History of Research into Ageing/Senescence
Published Online: 15 JUN 2012
Copyright © 2001 John Wiley & Sons, Ltd. All rights reserved.
How to Cite
Grignolio, A. and Franceschi, C. 2012. History of Research into Ageing/Senescence. eLS. .
- Published Online: 15 JUN 2012
The fact that people age and die has always stimulated extensive philosophical and medical investigations in all societies. The early theories of ageing that arose in ancient Greece and revived in the Middle Age saw old age as a consequence of the gradual consumption of the innate heat with the inevitable loss of body moisture, according to Hippocrates’ system of four-humours (fifth century BC). The idea that senescence was itself an illness, the image of the aged body as a lamp in which life-fuel has run out, the character alterations of elders, the attempt to prolong life through specific diet or by substituting damaged body parts were the main themes around which research into ageing and senescence revolved from the Renaissance to the eighteenth century. The fresh tools provided by evolutionary theory and molecular biology have opened new vistas, sometimes retrieving old conceptions, of the intimate mechanisms underlying the recent prolongation of life expectancy.

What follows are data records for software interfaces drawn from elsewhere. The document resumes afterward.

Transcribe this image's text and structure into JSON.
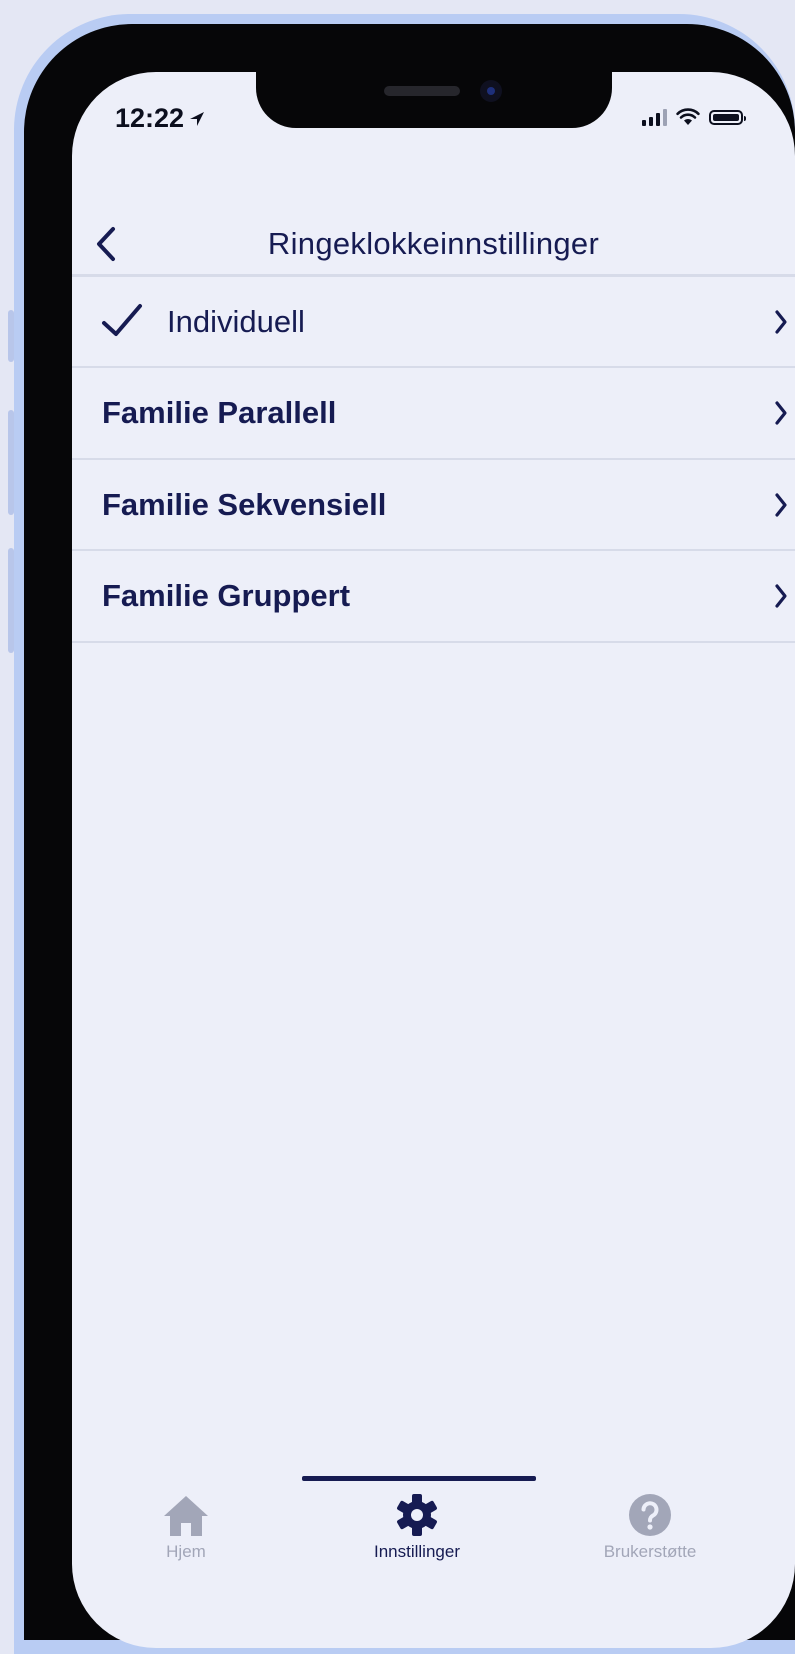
{
  "status_bar": {
    "time": "12:22"
  },
  "header": {
    "title": "Ringeklokkeinnstillinger"
  },
  "menu": {
    "items": [
      {
        "label": "Individuell",
        "selected": true
      },
      {
        "label": "Familie Parallell",
        "selected": false
      },
      {
        "label": "Familie Sekvensiell",
        "selected": false
      },
      {
        "label": "Familie Gruppert",
        "selected": false
      }
    ]
  },
  "tabbar": {
    "tabs": [
      {
        "label": "Hjem",
        "icon": "home-icon",
        "active": false
      },
      {
        "label": "Innstillinger",
        "icon": "gear-icon",
        "active": true
      },
      {
        "label": "Brukerstøtte",
        "icon": "help-icon",
        "active": false
      }
    ]
  },
  "colors": {
    "primary": "#161b52",
    "background": "#edeff9",
    "divider": "#d7dbe9",
    "inactive": "#a2a6b8",
    "frame": "#b9ccf3"
  }
}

Early speculations on ageing were focussed on the bodily humoural imbalance and on the gradual loss of inner heat.
Rejuvenating or stopping the ageing process was a major concerns of Medieval and Renaissance medicine.
Prolonging human lifespan through specific dietetic regimens was a long running theme in the history of gerontology.
Evolutionary approaches and molecular disciplines gave a new impetus to the researches into ageing.
No more considered itself a disease, senescence is nowadays sees as a successful form of remodelling and adaptation to a lifelong series stressors.
In the past decades, ageing researches have concentrated their efforts in four major directions: cellular theories, immune-metabolic models, evolutionary explanations and molecular biology-based approaches.
- history of medicine;
- theories of ageing;
- evolutionary theories